Scuba divers surveying new dive sites on Blacktip Island’s southeast coast Wednesday discovered what they believe to be ancient Phoenician stone anchors on a shallow reef.
“That area doesn’t get dived much because the seas are usually rough,” Eagle Ray Divers divemaster Gage Hoase said. “We’d found some sweet coral stands and were looking for a good spot for a mooring pin, when, WHAM, there were these obviously man-made somethings on the hardpan.
“They were ‘multi-holed and precisely carved,’ just like Wikipedia said Phoenician anchors were, so we’re pretty confident that’s what they are,” Hoase said. “We figure, as rough as it gets along that coast, some ancient explorers got blown off course and their ship sunk right there.”
Experts say the idea isn’t as far-fetched as it sounds.
“We know the Phoenicians were in the Canary Islands, following the same sea route Columbus used,” island historian Smithson Altschul said. “It’s conceivable one or more of their ships found their way to the Caribbean. Plenty of area archeology supports that.
“There are sunken marble ruins off Bimini reminiscent of Phoenician architecture, and the Bimini Road didn’t build itself,” Altschul said. “I would need to get a hands-on look at these things before I commit any further than that, but it’s a tantalizing possibility.”
Some locals were not surprised by the find.
“Always been talk of Ancient Near East ships coming here, whether Phoenician or Cretan or Mesopotamian,” island native Antonio Fletcher said. “Folks pass that off as bar talk, but now we got something to back it up. Phoenician’s most likely, since they were the best shipbuilders and sailors of their day. That’s where Blacktippers get their seafaring skills, y’know.”
Others were more skeptical.
“Gage has two blurry pictures of crusted-over cinder blocks with rope tied to them,” long-time Blacktip resident Frank Maples said. “There’s zero indication anyone was on Blacktip Island before the Vikings raided it back in the 1500s, much less ancient Phoenicians. We need to stick to verifiable facts.”
Island officials plan to confirm the find as soon as possible.
“When the weather calms down, we’ll send out a team to document the blocks in situ, then bring them ashore for further study,” Altschul said. “Ideally, we’ll find lettering on them that will tell us their origin.
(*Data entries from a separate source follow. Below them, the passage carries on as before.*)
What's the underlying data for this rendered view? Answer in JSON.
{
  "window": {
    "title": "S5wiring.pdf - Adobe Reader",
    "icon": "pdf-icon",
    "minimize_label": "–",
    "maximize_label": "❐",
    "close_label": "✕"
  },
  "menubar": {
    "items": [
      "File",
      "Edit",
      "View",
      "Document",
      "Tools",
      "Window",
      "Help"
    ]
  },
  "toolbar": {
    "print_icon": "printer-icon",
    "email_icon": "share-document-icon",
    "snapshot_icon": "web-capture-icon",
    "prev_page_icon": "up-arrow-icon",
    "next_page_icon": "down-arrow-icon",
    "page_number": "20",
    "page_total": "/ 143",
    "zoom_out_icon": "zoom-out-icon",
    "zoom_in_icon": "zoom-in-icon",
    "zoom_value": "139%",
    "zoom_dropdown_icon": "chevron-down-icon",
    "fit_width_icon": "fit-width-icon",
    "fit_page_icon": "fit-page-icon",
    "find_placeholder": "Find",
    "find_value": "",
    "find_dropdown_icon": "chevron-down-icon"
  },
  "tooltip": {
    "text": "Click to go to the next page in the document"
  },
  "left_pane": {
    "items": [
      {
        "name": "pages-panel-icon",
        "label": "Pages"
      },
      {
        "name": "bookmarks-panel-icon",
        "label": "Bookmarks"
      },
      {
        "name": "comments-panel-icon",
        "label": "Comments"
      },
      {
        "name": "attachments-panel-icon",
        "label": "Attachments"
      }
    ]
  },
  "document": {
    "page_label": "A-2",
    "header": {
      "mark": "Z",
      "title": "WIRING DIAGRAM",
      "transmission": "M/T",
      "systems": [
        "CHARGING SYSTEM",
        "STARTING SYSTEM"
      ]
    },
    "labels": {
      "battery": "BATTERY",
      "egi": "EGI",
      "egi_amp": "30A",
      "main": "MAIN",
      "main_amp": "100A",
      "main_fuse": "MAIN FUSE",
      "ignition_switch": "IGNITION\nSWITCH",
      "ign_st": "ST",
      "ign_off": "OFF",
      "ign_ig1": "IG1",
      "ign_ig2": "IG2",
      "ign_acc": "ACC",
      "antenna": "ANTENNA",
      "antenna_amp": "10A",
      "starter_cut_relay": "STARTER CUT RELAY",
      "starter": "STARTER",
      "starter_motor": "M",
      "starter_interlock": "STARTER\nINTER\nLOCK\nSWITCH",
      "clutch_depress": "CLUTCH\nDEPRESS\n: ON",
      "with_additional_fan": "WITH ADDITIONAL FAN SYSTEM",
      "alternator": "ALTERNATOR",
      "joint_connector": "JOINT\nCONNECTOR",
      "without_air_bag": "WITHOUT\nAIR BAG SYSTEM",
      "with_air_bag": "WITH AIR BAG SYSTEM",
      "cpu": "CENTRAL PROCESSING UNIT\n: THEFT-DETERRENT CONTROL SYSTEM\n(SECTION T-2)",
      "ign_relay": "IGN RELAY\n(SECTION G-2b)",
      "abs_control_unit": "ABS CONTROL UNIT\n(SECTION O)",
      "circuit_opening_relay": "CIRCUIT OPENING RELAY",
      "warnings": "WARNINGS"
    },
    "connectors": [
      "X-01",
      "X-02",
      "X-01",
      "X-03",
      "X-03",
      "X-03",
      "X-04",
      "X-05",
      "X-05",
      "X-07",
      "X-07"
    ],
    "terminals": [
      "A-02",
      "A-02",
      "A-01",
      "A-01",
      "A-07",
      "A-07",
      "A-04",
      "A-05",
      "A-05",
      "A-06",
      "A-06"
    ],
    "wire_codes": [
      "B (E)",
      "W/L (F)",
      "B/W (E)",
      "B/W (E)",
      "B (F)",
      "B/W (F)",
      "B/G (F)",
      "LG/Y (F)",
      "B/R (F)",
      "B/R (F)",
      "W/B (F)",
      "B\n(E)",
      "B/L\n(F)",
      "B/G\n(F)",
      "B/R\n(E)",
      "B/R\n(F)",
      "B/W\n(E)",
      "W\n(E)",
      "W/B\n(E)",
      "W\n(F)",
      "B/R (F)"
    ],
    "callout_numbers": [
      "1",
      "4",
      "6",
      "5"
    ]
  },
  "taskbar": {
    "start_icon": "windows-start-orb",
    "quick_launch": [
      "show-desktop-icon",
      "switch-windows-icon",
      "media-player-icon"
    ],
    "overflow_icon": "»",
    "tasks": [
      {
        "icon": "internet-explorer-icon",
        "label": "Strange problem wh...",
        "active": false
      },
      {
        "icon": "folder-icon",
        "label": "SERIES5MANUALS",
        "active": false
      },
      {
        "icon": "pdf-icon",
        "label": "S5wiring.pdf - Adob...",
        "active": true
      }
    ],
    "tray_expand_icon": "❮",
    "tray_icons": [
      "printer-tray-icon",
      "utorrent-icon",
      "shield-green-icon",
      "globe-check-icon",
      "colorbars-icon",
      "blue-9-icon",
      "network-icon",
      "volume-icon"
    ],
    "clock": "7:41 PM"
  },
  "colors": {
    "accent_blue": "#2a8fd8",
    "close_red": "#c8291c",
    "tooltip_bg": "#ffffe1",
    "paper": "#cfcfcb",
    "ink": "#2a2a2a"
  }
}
“If these anchors prove to be real, they’ll go in the island historical museum,” Altschul said. “They’ll be on display for everyone to see, alongside the Viking sword hilt and the skeleton of St. Dervil’s singing iguana.”